HOUSTON — "Unfortunate." That's what Texas Gov. Greg Abbott is calling the state takeover of Houston ISD.
The governor spoke about the situation during an event in Austin, saying that Texas has an obligation to its students and should come together to reinvent the district so that kids are provided a better quality education.
"There has been a long-time failure by HISD and the victims of that failure are the students," Abbott said.
After weeks of speculation and rumors, the TEA confirmed Wednesday that it will be taking over the district and replacing its current superintendent and elected trustees as early as June.
The threat of a state takeover was triggered in 2019 after Wheatley High School reached five consecutive years of unacceptable ratings and there was alleged misconduct by previous board members.
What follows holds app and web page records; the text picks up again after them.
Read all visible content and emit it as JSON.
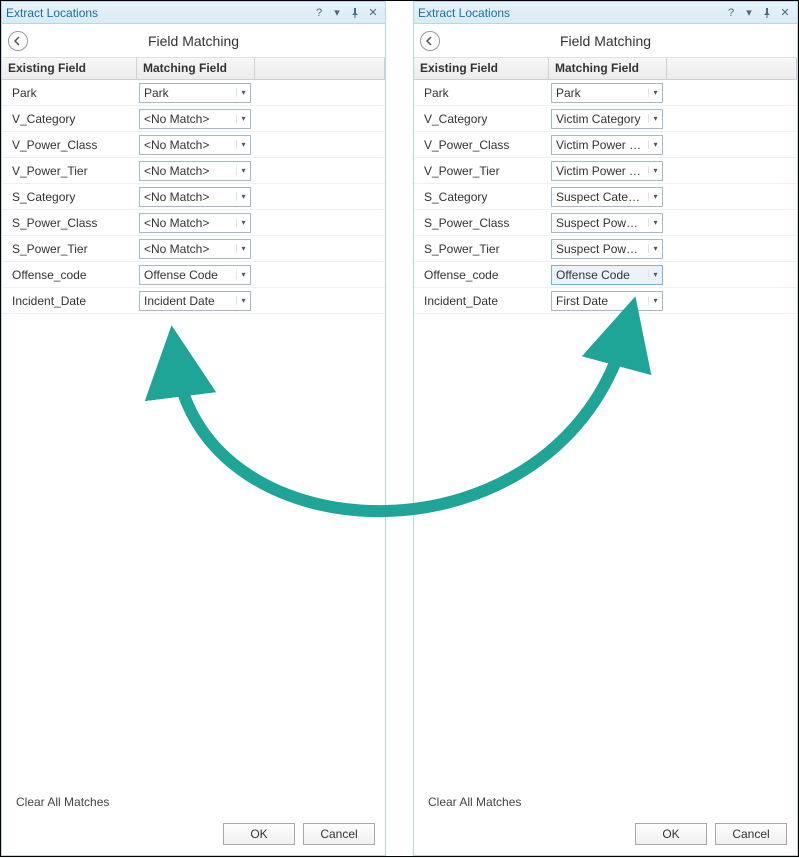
{
  "panels": [
    {
      "id": "left",
      "title": "Extract Locations",
      "sub_title": "Field Matching",
      "col_existing": "Existing Field",
      "col_matching": "Matching Field",
      "rows": [
        {
          "field": "Park",
          "match": "Park"
        },
        {
          "field": "V_Category",
          "match": "<No Match>"
        },
        {
          "field": "V_Power_Class",
          "match": "<No Match>"
        },
        {
          "field": "V_Power_Tier",
          "match": "<No Match>"
        },
        {
          "field": "S_Category",
          "match": "<No Match>"
        },
        {
          "field": "S_Power_Class",
          "match": "<No Match>"
        },
        {
          "field": "S_Power_Tier",
          "match": "<No Match>"
        },
        {
          "field": "Offense_code",
          "match": "Offense Code"
        },
        {
          "field": "Incident_Date",
          "match": "Incident Date"
        }
      ],
      "clear_label": "Clear All Matches",
      "ok_label": "OK",
      "cancel_label": "Cancel"
    },
    {
      "id": "right",
      "title": "Extract Locations",
      "sub_title": "Field Matching",
      "col_existing": "Existing Field",
      "col_matching": "Matching Field",
      "rows": [
        {
          "field": "Park",
          "match": "Park"
        },
        {
          "field": "V_Category",
          "match": "Victim Category"
        },
        {
          "field": "V_Power_Class",
          "match": "Victim Power Class"
        },
        {
          "field": "V_Power_Tier",
          "match": "Victim Power Tier"
        },
        {
          "field": "S_Category",
          "match": "Suspect Category"
        },
        {
          "field": "S_Power_Class",
          "match": "Suspect Power Class"
        },
        {
          "field": "S_Power_Tier",
          "match": "Suspect Power Tier"
        },
        {
          "field": "Offense_code",
          "match": "Offense Code",
          "highlight": true
        },
        {
          "field": "Incident_Date",
          "match": "First Date"
        }
      ],
      "clear_label": "Clear All Matches",
      "ok_label": "OK",
      "cancel_label": "Cancel"
    }
  ],
  "arrow_color": "#1fa597"
}
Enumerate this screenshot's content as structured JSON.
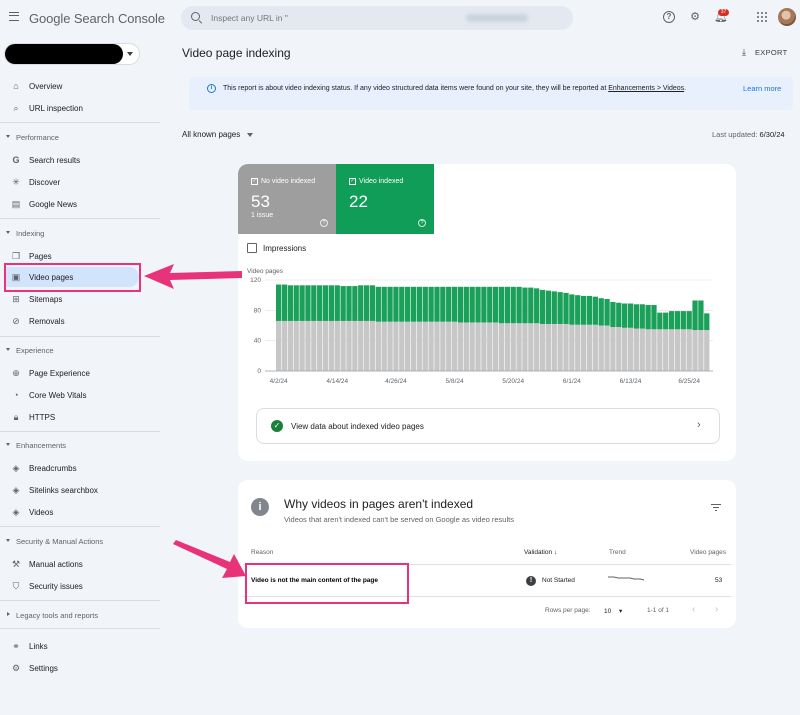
{
  "header": {
    "logo_google": "Google",
    "logo_product": "Search Console",
    "search_placeholder": "Inspect any URL in \"",
    "notification_count": "37"
  },
  "sidebar": {
    "overview": "Overview",
    "url_inspection": "URL inspection",
    "performance_section": "Performance",
    "search_results": "Search results",
    "discover": "Discover",
    "google_news": "Google News",
    "indexing_section": "Indexing",
    "pages": "Pages",
    "video_pages": "Video pages",
    "sitemaps": "Sitemaps",
    "removals": "Removals",
    "experience_section": "Experience",
    "page_experience": "Page Experience",
    "core_web_vitals": "Core Web Vitals",
    "https": "HTTPS",
    "enhancements_section": "Enhancements",
    "breadcrumbs": "Breadcrumbs",
    "sitelinks_searchbox": "Sitelinks searchbox",
    "videos": "Videos",
    "security_section": "Security & Manual Actions",
    "manual_actions": "Manual actions",
    "security_issues": "Security issues",
    "legacy_section": "Legacy tools and reports",
    "links": "Links",
    "settings": "Settings"
  },
  "main": {
    "title": "Video page indexing",
    "export_label": "EXPORT",
    "info_text_before": "This report is about video indexing status. If any video structured data items were found on your site, they will be reported at ",
    "info_link": "Enhancements > Videos",
    "info_text_after": ".",
    "learn_more": "Learn more",
    "filter_label": "All known pages",
    "last_updated_label": "Last updated: ",
    "last_updated_value": "6/30/24"
  },
  "summary": {
    "not_indexed_label": "No video indexed",
    "not_indexed_value": "53",
    "not_indexed_sub": "1 issue",
    "indexed_label": "Video indexed",
    "indexed_value": "22",
    "impressions_label": "Impressions",
    "view_data_label": "View data about indexed video pages"
  },
  "colors": {
    "not_indexed": "#9e9e9e",
    "indexed": "#0f9d58",
    "bar_grey": "#c7c7c7",
    "bar_green": "#1ba05a",
    "highlight": "#e8337a",
    "accent_blue": "#1a73e8"
  },
  "chart_data": {
    "type": "bar",
    "ylabel": "Video pages",
    "ylim": [
      0,
      120
    ],
    "yticks": [
      0,
      40,
      80,
      120
    ],
    "xtick_labels": [
      "4/2/24",
      "4/14/24",
      "4/26/24",
      "5/8/24",
      "5/20/24",
      "6/1/24",
      "6/13/24",
      "6/25/24"
    ],
    "series": [
      {
        "name": "No video indexed",
        "values": [
          66,
          66,
          66,
          66,
          66,
          66,
          66,
          66,
          66,
          66,
          66,
          66,
          66,
          66,
          66,
          66,
          66,
          65,
          65,
          65,
          65,
          65,
          65,
          65,
          65,
          65,
          65,
          65,
          65,
          65,
          65,
          64,
          64,
          64,
          64,
          64,
          64,
          64,
          63,
          63,
          63,
          63,
          63,
          63,
          63,
          62,
          62,
          62,
          62,
          62,
          61,
          61,
          61,
          61,
          61,
          60,
          60,
          58,
          58,
          57,
          57,
          56,
          56,
          55,
          55,
          55,
          55,
          55,
          55,
          55,
          55,
          54,
          54,
          54
        ]
      },
      {
        "name": "Video indexed",
        "values": [
          48,
          48,
          47,
          47,
          47,
          47,
          47,
          47,
          47,
          47,
          47,
          46,
          46,
          46,
          47,
          47,
          47,
          46,
          46,
          46,
          46,
          46,
          46,
          46,
          46,
          46,
          46,
          46,
          46,
          46,
          46,
          47,
          47,
          47,
          47,
          47,
          47,
          47,
          48,
          48,
          48,
          48,
          47,
          47,
          46,
          45,
          44,
          43,
          42,
          41,
          40,
          39,
          38,
          38,
          37,
          36,
          35,
          33,
          32,
          32,
          32,
          32,
          32,
          32,
          32,
          22,
          22,
          24,
          24,
          24,
          24,
          39,
          39,
          22
        ]
      }
    ]
  },
  "issues_table": {
    "title": "Why videos in pages aren't indexed",
    "subtitle": "Videos that aren't indexed can't be served on Google as video results",
    "col_reason": "Reason",
    "col_validation": "Validation",
    "col_trend": "Trend",
    "col_pages": "Video pages",
    "rows": [
      {
        "reason": "Video is not the main content of the page",
        "validation": "Not Started",
        "pages": "53"
      }
    ],
    "rows_per_page_label": "Rows per page:",
    "rows_per_page_value": "10",
    "range": "1-1 of 1"
  }
}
Since then, Wheatley has improved to a C, but the TEA takeover was already put into motion.
Abbott said the takeover will allow HISD to be set on a course so that the district will no longer fail its students.
"But know this, when I talk about what we're gonna do going forward, some have suggested this will be used for parental empowerment and things like that," Abbott said. "All of that is completely separate from what's happening with HISD."
Watch Abbott's full reaction to the TEA takeover in the video below:
What happens now?
According to TEA Commissioner Mike Morath, there will be no immediate changes to HISD, though Superintendent Millard House II and the current trustees of HISD's board will eventually be replaced by the TEA.
"It’s important to frame this the way the law is structured. I’m not the one leading HISD,” Morath told KHOU 11 anchor Len Cannon. “What we’re doing under this intervention is we are choosing nine individuals who are Houstonians who will be the Board of Managers and they will assume all the powers and duties of the elected school board, so it’s essentially a shift in local control from the current locally elected board to an appointed board of nine. They then have all of the duties and obligations to govern the school system like any governing body in the State of Texas, so they’ll oversee the superintendent. They’ll set strategic direction. They’ll set budget. Their job as a team is to be focused like a laser on the needs of students above all else.”
Morath said an application process is open now. He'll get the final say on who sits on the Board of Managers and who will be the next superintendent. It's unclear if any teachers will be let go.
No schools will close, according to the TEA. Previously, there were concerns that the consistently underperforming Worthing High School might be shut down.